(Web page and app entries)
----
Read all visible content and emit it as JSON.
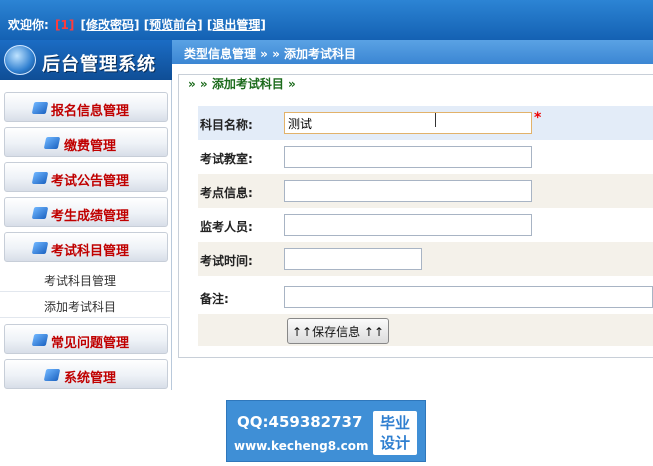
{
  "topbar": {
    "welcome": "欢迎你:",
    "username": "[1]",
    "links": [
      "[修改密码]",
      "[预览前台]",
      "[退出管理]"
    ]
  },
  "logo": {
    "title": "后台管理系统"
  },
  "breadcrumb": {
    "text": "类型信息管理 » » 添加考试科目"
  },
  "sidebar": {
    "menus": [
      {
        "label": "报名信息管理",
        "icon": "folder-icon"
      },
      {
        "label": "缴费管理",
        "icon": "folder-icon"
      },
      {
        "label": "考试公告管理",
        "icon": "folder-icon"
      },
      {
        "label": "考生成绩管理",
        "icon": "folder-icon"
      },
      {
        "label": "考试科目管理",
        "icon": "folder-icon"
      },
      {
        "label": "常见问题管理",
        "icon": "folder-icon"
      },
      {
        "label": "系统管理",
        "icon": "folder-icon"
      }
    ],
    "subitems": [
      "考试科目管理",
      "添加考试科目"
    ]
  },
  "form": {
    "legend": "» » 添加考试科目 »",
    "fields": [
      {
        "label": "科目名称:",
        "value": "测试",
        "required": "*"
      },
      {
        "label": "考试教室:",
        "value": ""
      },
      {
        "label": "考点信息:",
        "value": ""
      },
      {
        "label": "监考人员:",
        "value": ""
      },
      {
        "label": "考试时间:",
        "value": ""
      },
      {
        "label": "备注:",
        "value": ""
      }
    ],
    "save_label": "↑↑保存信息 ↑↑"
  },
  "watermark": {
    "qq": "QQ:459382737",
    "url": "www.kecheng8.com",
    "badge_line1": "毕业",
    "badge_line2": "设计"
  },
  "colors": {
    "header": "#1461b3",
    "menu_text": "#c00000",
    "legend_text": "#1c6b1c",
    "required": "#e00000"
  }
}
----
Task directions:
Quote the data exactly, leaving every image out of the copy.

Response area:
Read all visible content and emit it as JSON.
{
  "topbar": {
    "welcome": "欢迎你:",
    "username": "[1]",
    "links": [
      "[修改密码]",
      "[预览前台]",
      "[退出管理]"
    ]
  },
  "logo": {
    "title": "后台管理系统"
  },
  "breadcrumb": {
    "text": "类型信息管理 » » 添加考试科目"
  },
  "sidebar": {
    "menus": [
      {
        "label": "报名信息管理",
        "icon": "folder-icon"
      },
      {
        "label": "缴费管理",
        "icon": "folder-icon"
      },
      {
        "label": "考试公告管理",
        "icon": "folder-icon"
      },
      {
        "label": "考生成绩管理",
        "icon": "folder-icon"
      },
      {
        "label": "考试科目管理",
        "icon": "folder-icon"
      },
      {
        "label": "常见问题管理",
        "icon": "folder-icon"
      },
      {
        "label": "系统管理",
        "icon": "folder-icon"
      }
    ],
    "subitems": [
      "考试科目管理",
      "添加考试科目"
    ]
  },
  "form": {
    "legend": "» » 添加考试科目 »",
    "fields": [
      {
        "label": "科目名称:",
        "value": "测试",
        "required": "*"
      },
      {
        "label": "考试教室:",
        "value": ""
      },
      {
        "label": "考点信息:",
        "value": ""
      },
      {
        "label": "监考人员:",
        "value": ""
      },
      {
        "label": "考试时间:",
        "value": ""
      },
      {
        "label": "备注:",
        "value": ""
      }
    ],
    "save_label": "↑↑保存信息 ↑↑"
  },
  "watermark": {
    "qq": "QQ:459382737",
    "url": "www.kecheng8.com",
    "badge_line1": "毕业",
    "badge_line2": "设计"
  },
  "colors": {
    "header": "#1461b3",
    "menu_text": "#c00000",
    "legend_text": "#1c6b1c",
    "required": "#e00000"
  }
}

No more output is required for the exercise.